When she moved in 2014, though, it was the buzz of New York City that began to populate her lyrics. “Welcome to New York, it’s been waiting for you,” she sings on her album 1989; “Dive bar on the East Side, where you at,” in Reputation’s “Delicate;” “Your heartbeat on the High Line, once in twenty lifetimes,” in Folklore’s “Cardigan.” She’s since sang of London, L.A., St. Tropez, St. Louis, Paris. 

But throughout her global domination, Nashville has stuck with her. “And you know I love Springsteen, faded blue jeans, Tennessee whiskey,” she sings in her 2019 song “London Boy.” On her 2020 Folklore standout “Invisible String,” she references Nashville’s famous greenspace: “Green was the color of the grass where I used to read at Centennial Park.” In the 2020 documentary, Miss Americana, she puts it simply: “I really, really care about my home state.” Just this week, she donated one million dollars to tornado relief in Nashville. 
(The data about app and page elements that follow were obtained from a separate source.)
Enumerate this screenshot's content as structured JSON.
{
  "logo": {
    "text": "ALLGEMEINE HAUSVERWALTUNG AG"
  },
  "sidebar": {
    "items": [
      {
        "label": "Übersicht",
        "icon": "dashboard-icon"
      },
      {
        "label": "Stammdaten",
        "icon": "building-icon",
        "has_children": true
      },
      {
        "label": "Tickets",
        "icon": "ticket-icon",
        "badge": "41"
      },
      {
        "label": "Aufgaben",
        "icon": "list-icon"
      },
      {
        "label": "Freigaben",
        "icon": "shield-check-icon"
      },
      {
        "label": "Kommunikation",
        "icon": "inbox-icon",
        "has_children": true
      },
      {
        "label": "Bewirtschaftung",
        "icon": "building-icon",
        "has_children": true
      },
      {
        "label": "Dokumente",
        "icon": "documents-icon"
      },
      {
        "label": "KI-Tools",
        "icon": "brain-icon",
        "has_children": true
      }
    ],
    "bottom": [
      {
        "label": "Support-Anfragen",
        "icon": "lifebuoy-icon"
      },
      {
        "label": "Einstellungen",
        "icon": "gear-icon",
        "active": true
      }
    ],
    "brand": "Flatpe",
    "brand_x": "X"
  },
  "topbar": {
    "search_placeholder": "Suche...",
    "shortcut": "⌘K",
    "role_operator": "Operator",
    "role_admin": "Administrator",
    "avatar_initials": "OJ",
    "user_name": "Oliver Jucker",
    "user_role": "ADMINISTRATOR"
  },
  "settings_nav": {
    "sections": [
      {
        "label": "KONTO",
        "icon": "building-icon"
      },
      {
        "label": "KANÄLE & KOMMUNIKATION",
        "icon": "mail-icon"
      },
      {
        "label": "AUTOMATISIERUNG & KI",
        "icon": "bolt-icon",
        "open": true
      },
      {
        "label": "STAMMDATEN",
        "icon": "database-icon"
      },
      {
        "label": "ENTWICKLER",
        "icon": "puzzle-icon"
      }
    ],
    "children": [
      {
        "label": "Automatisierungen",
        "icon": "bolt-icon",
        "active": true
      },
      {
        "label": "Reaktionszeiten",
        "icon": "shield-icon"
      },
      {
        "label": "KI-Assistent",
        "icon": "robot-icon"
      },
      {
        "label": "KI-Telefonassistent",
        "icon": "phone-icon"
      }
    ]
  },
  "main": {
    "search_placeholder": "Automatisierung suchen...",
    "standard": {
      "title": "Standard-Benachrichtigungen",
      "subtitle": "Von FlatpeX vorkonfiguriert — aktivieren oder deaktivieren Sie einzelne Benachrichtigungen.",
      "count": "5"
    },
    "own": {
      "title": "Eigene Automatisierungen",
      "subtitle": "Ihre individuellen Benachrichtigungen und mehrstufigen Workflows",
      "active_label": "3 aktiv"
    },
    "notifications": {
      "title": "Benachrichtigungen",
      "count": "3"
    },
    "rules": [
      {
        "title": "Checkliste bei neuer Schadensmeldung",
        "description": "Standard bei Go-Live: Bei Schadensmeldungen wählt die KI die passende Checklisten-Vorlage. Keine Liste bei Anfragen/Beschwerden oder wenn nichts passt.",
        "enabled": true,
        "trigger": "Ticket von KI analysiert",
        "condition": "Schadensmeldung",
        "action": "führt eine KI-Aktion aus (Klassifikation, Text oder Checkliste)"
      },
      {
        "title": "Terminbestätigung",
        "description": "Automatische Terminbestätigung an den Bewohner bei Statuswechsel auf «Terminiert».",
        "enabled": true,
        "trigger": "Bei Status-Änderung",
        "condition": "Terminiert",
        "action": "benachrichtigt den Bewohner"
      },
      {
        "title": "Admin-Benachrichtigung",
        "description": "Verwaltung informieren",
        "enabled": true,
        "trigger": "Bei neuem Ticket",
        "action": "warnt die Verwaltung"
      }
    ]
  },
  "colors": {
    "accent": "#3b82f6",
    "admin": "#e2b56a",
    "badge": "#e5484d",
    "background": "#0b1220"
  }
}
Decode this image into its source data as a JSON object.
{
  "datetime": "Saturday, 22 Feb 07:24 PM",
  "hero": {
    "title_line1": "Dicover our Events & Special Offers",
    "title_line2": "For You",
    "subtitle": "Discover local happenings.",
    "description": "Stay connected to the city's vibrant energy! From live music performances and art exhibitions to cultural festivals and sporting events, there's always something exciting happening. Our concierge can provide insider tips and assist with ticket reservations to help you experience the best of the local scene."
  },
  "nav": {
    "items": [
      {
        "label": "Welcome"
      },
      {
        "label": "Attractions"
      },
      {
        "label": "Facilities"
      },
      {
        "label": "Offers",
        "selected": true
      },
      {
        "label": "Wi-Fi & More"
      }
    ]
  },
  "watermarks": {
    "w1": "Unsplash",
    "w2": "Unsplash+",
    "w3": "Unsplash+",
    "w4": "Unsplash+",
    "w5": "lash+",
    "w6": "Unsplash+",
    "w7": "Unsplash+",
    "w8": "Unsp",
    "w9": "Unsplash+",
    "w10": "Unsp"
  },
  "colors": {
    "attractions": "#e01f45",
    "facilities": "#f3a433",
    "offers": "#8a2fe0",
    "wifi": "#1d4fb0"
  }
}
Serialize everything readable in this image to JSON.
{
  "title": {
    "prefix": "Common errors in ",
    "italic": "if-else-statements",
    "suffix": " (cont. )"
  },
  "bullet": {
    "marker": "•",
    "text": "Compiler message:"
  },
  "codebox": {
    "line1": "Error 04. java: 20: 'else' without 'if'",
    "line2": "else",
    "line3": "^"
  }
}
If you’re merely listening to Swift for the specific, though, you’re missing her point. Like canonical literature and poetry (which many—including professors teaching Taylor Swift classes at such universities as Stanford, Rice, UT Austin, and Harvard—argue Swift is creating), she roots a story in a particular place and time in order to reveal something about the human condition. She sings of universal experiences: falling in and out of love, trying to fit in, reckoning with the passage of time, searching for peace in a tumultuous world, learning to accept yourself. Look around at one of her sold-out shows—whether this past year in Atlanta, Nashville, or Buenos Aires, or in 2024, when she’s set to make stops in nearly thirty cities including Tokyo, Warsaw, Vancouver, and New Orleans—and you’ll see fans of all ages, genders, and races singing, dancing, crying, and passing around friendship bracelets as they connect to her music. Taylor Swift’s magic lies in the fact that everyone can claim her.